+++ Exercise material

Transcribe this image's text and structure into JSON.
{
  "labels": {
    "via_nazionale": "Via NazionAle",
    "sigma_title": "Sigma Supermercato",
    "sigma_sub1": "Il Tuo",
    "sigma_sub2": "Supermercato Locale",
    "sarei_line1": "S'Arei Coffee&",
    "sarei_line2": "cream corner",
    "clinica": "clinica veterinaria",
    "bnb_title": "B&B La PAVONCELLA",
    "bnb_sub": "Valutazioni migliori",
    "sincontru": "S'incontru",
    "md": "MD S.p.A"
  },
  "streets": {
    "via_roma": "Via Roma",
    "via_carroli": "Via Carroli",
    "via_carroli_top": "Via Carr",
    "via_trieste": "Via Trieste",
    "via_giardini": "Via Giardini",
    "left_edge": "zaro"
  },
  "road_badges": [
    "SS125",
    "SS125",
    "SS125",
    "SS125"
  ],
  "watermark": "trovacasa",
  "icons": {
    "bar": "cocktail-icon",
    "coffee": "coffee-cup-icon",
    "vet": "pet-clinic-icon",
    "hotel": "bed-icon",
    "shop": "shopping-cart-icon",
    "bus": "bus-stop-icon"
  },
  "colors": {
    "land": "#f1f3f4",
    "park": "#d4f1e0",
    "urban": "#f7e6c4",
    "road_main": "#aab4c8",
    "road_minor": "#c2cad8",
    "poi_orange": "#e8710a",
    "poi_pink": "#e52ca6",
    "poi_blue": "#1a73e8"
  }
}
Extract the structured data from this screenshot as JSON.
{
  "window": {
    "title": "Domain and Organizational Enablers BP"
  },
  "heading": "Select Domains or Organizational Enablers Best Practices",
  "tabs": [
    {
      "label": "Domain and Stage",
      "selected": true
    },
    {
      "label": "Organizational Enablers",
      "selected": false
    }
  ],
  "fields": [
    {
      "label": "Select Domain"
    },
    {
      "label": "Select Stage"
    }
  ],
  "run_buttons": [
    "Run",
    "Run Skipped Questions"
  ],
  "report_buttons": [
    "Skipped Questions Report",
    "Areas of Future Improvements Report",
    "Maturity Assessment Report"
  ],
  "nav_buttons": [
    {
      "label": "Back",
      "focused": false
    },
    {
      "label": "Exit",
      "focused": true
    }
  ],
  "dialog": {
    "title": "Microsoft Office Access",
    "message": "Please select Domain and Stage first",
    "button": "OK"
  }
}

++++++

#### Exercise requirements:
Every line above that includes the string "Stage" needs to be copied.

#### Answer section:
      "label": "Domain and Stage",
      "label": "Select Stage"
    "message": "Please select Domain and Stage first",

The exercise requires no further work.